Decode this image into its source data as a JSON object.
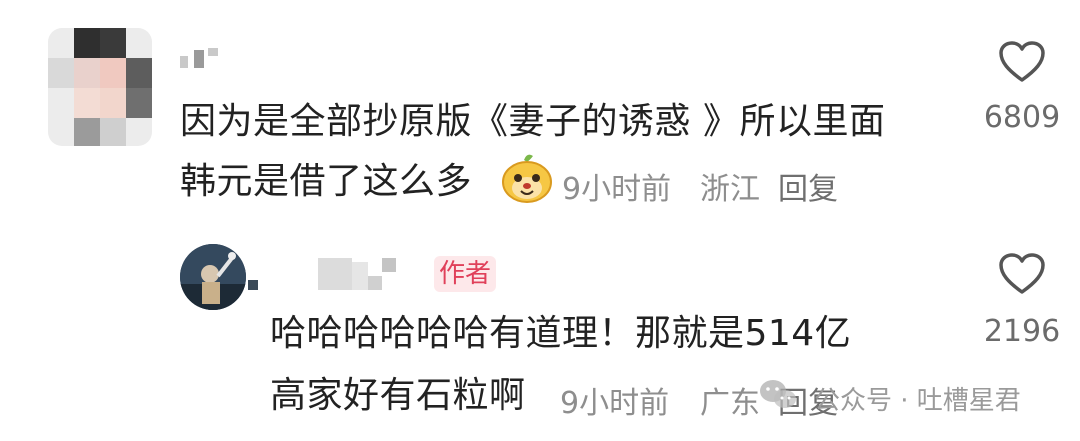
{
  "comments": [
    {
      "text_line1": "因为是全部抄原版《妻子的诱惑 》所以里面",
      "text_line2": "韩元是借了这么多",
      "emoji_icon": "cute-face-emoji",
      "time": "9小时前",
      "location": "浙江",
      "reply_label": "回复",
      "like_count": "6809"
    },
    {
      "badge": "作者",
      "text_line1": "哈哈哈哈哈哈有道理！那就是514亿",
      "text_line2": "高家好有石粒啊",
      "time": "9小时前",
      "location": "广东",
      "reply_label": "回复",
      "like_count": "2196"
    }
  ],
  "watermark": {
    "text": "公众号 · 吐槽星君",
    "icon": "wechat-icon"
  },
  "colors": {
    "text": "#222222",
    "meta": "#8e8e8e",
    "badge_bg": "#fde8ea",
    "badge_text": "#e0405a"
  }
}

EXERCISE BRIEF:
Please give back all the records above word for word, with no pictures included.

RESPONSE BOX:
Decode this image into its source data as a JSON object.
{
  "comments": [
    {
      "text_line1": "因为是全部抄原版《妻子的诱惑 》所以里面",
      "text_line2": "韩元是借了这么多",
      "emoji_icon": "cute-face-emoji",
      "time": "9小时前",
      "location": "浙江",
      "reply_label": "回复",
      "like_count": "6809"
    },
    {
      "badge": "作者",
      "text_line1": "哈哈哈哈哈哈有道理！那就是514亿",
      "text_line2": "高家好有石粒啊",
      "time": "9小时前",
      "location": "广东",
      "reply_label": "回复",
      "like_count": "2196"
    }
  ],
  "watermark": {
    "text": "公众号 · 吐槽星君",
    "icon": "wechat-icon"
  },
  "colors": {
    "text": "#222222",
    "meta": "#8e8e8e",
    "badge_bg": "#fde8ea",
    "badge_text": "#e0405a"
  }
}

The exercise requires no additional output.